(Data excerpts)
● ● ● ● ● ● ●
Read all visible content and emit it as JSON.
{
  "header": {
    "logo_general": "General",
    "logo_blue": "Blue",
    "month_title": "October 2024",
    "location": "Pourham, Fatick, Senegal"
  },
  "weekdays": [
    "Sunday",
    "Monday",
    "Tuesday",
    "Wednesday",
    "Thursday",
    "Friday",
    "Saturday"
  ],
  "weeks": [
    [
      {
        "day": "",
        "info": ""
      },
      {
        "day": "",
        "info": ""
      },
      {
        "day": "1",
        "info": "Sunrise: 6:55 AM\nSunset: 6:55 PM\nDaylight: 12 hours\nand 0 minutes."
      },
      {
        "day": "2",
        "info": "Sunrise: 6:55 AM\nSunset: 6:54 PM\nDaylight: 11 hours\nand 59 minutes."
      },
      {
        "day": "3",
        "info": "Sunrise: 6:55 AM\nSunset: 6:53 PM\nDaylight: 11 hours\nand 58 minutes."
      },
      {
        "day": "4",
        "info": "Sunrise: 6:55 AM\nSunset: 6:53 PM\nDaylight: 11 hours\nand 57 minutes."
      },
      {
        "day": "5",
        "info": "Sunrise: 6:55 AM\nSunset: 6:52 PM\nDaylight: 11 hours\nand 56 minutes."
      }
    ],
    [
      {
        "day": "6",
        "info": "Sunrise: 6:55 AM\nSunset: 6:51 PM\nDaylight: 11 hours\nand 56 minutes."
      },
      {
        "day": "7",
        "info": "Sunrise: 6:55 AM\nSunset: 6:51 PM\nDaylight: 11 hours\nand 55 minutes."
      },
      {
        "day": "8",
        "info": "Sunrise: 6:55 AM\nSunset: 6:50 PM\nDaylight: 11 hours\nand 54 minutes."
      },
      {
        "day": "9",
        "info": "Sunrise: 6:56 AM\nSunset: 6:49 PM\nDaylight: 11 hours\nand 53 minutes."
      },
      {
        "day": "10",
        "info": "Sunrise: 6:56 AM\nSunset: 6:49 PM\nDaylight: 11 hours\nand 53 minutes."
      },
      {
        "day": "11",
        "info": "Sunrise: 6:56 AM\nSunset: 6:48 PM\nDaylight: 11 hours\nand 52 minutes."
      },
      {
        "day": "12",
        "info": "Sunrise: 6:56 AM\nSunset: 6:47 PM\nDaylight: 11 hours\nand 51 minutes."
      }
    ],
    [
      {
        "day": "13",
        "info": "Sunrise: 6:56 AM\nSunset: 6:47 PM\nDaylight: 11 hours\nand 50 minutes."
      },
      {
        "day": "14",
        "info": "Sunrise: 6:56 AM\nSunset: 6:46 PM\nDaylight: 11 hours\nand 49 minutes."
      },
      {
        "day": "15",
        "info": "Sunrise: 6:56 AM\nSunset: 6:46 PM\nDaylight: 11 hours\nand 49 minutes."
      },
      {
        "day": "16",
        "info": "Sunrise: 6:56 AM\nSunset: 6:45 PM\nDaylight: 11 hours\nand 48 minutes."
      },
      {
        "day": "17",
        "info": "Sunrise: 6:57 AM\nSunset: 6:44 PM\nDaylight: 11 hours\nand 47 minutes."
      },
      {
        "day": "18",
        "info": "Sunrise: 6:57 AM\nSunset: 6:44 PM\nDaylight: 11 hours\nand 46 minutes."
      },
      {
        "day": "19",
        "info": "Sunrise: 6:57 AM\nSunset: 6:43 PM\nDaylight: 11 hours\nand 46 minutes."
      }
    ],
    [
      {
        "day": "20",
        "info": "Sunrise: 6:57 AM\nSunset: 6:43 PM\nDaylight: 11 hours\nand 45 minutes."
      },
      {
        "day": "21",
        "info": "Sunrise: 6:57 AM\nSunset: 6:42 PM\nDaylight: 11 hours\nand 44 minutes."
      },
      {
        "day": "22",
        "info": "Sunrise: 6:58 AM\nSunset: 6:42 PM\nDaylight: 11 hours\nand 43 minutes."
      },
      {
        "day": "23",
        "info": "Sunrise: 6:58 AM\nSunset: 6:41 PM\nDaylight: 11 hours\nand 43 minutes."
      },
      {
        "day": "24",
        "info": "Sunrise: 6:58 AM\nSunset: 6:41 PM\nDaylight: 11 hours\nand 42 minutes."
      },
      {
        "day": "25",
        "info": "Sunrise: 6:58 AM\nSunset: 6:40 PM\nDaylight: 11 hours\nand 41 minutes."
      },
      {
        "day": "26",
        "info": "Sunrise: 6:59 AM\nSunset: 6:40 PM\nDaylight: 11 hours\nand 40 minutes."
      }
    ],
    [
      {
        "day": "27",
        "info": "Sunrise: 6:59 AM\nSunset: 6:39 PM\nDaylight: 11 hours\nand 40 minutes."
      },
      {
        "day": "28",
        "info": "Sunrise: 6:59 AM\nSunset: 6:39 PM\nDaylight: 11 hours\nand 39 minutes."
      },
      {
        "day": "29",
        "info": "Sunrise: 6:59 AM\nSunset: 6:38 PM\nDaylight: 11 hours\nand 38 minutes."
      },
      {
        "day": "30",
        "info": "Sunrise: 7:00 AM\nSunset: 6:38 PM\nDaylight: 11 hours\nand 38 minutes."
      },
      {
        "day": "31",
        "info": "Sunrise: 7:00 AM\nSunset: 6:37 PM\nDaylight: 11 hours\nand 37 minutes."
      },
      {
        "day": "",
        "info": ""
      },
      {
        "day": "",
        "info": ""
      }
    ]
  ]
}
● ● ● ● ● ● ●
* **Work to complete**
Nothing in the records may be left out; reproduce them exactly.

* **Answer to this exercise**
Read all visible content and emit it as JSON.
{
  "header": {
    "logo_general": "General",
    "logo_blue": "Blue",
    "month_title": "October 2024",
    "location": "Pourham, Fatick, Senegal"
  },
  "weekdays": [
    "Sunday",
    "Monday",
    "Tuesday",
    "Wednesday",
    "Thursday",
    "Friday",
    "Saturday"
  ],
  "weeks": [
    [
      {
        "day": "",
        "info": ""
      },
      {
        "day": "",
        "info": ""
      },
      {
        "day": "1",
        "info": "Sunrise: 6:55 AM\nSunset: 6:55 PM\nDaylight: 12 hours\nand 0 minutes."
      },
      {
        "day": "2",
        "info": "Sunrise: 6:55 AM\nSunset: 6:54 PM\nDaylight: 11 hours\nand 59 minutes."
      },
      {
        "day": "3",
        "info": "Sunrise: 6:55 AM\nSunset: 6:53 PM\nDaylight: 11 hours\nand 58 minutes."
      },
      {
        "day": "4",
        "info": "Sunrise: 6:55 AM\nSunset: 6:53 PM\nDaylight: 11 hours\nand 57 minutes."
      },
      {
        "day": "5",
        "info": "Sunrise: 6:55 AM\nSunset: 6:52 PM\nDaylight: 11 hours\nand 56 minutes."
      }
    ],
    [
      {
        "day": "6",
        "info": "Sunrise: 6:55 AM\nSunset: 6:51 PM\nDaylight: 11 hours\nand 56 minutes."
      },
      {
        "day": "7",
        "info": "Sunrise: 6:55 AM\nSunset: 6:51 PM\nDaylight: 11 hours\nand 55 minutes."
      },
      {
        "day": "8",
        "info": "Sunrise: 6:55 AM\nSunset: 6:50 PM\nDaylight: 11 hours\nand 54 minutes."
      },
      {
        "day": "9",
        "info": "Sunrise: 6:56 AM\nSunset: 6:49 PM\nDaylight: 11 hours\nand 53 minutes."
      },
      {
        "day": "10",
        "info": "Sunrise: 6:56 AM\nSunset: 6:49 PM\nDaylight: 11 hours\nand 53 minutes."
      },
      {
        "day": "11",
        "info": "Sunrise: 6:56 AM\nSunset: 6:48 PM\nDaylight: 11 hours\nand 52 minutes."
      },
      {
        "day": "12",
        "info": "Sunrise: 6:56 AM\nSunset: 6:47 PM\nDaylight: 11 hours\nand 51 minutes."
      }
    ],
    [
      {
        "day": "13",
        "info": "Sunrise: 6:56 AM\nSunset: 6:47 PM\nDaylight: 11 hours\nand 50 minutes."
      },
      {
        "day": "14",
        "info": "Sunrise: 6:56 AM\nSunset: 6:46 PM\nDaylight: 11 hours\nand 49 minutes."
      },
      {
        "day": "15",
        "info": "Sunrise: 6:56 AM\nSunset: 6:46 PM\nDaylight: 11 hours\nand 49 minutes."
      },
      {
        "day": "16",
        "info": "Sunrise: 6:56 AM\nSunset: 6:45 PM\nDaylight: 11 hours\nand 48 minutes."
      },
      {
        "day": "17",
        "info": "Sunrise: 6:57 AM\nSunset: 6:44 PM\nDaylight: 11 hours\nand 47 minutes."
      },
      {
        "day": "18",
        "info": "Sunrise: 6:57 AM\nSunset: 6:44 PM\nDaylight: 11 hours\nand 46 minutes."
      },
      {
        "day": "19",
        "info": "Sunrise: 6:57 AM\nSunset: 6:43 PM\nDaylight: 11 hours\nand 46 minutes."
      }
    ],
    [
      {
        "day": "20",
        "info": "Sunrise: 6:57 AM\nSunset: 6:43 PM\nDaylight: 11 hours\nand 45 minutes."
      },
      {
        "day": "21",
        "info": "Sunrise: 6:57 AM\nSunset: 6:42 PM\nDaylight: 11 hours\nand 44 minutes."
      },
      {
        "day": "22",
        "info": "Sunrise: 6:58 AM\nSunset: 6:42 PM\nDaylight: 11 hours\nand 43 minutes."
      },
      {
        "day": "23",
        "info": "Sunrise: 6:58 AM\nSunset: 6:41 PM\nDaylight: 11 hours\nand 43 minutes."
      },
      {
        "day": "24",
        "info": "Sunrise: 6:58 AM\nSunset: 6:41 PM\nDaylight: 11 hours\nand 42 minutes."
      },
      {
        "day": "25",
        "info": "Sunrise: 6:58 AM\nSunset: 6:40 PM\nDaylight: 11 hours\nand 41 minutes."
      },
      {
        "day": "26",
        "info": "Sunrise: 6:59 AM\nSunset: 6:40 PM\nDaylight: 11 hours\nand 40 minutes."
      }
    ],
    [
      {
        "day": "27",
        "info": "Sunrise: 6:59 AM\nSunset: 6:39 PM\nDaylight: 11 hours\nand 40 minutes."
      },
      {
        "day": "28",
        "info": "Sunrise: 6:59 AM\nSunset: 6:39 PM\nDaylight: 11 hours\nand 39 minutes."
      },
      {
        "day": "29",
        "info": "Sunrise: 6:59 AM\nSunset: 6:38 PM\nDaylight: 11 hours\nand 38 minutes."
      },
      {
        "day": "30",
        "info": "Sunrise: 7:00 AM\nSunset: 6:38 PM\nDaylight: 11 hours\nand 38 minutes."
      },
      {
        "day": "31",
        "info": "Sunrise: 7:00 AM\nSunset: 6:37 PM\nDaylight: 11 hours\nand 37 minutes."
      },
      {
        "day": "",
        "info": ""
      },
      {
        "day": "",
        "info": ""
      }
    ]
  ]
}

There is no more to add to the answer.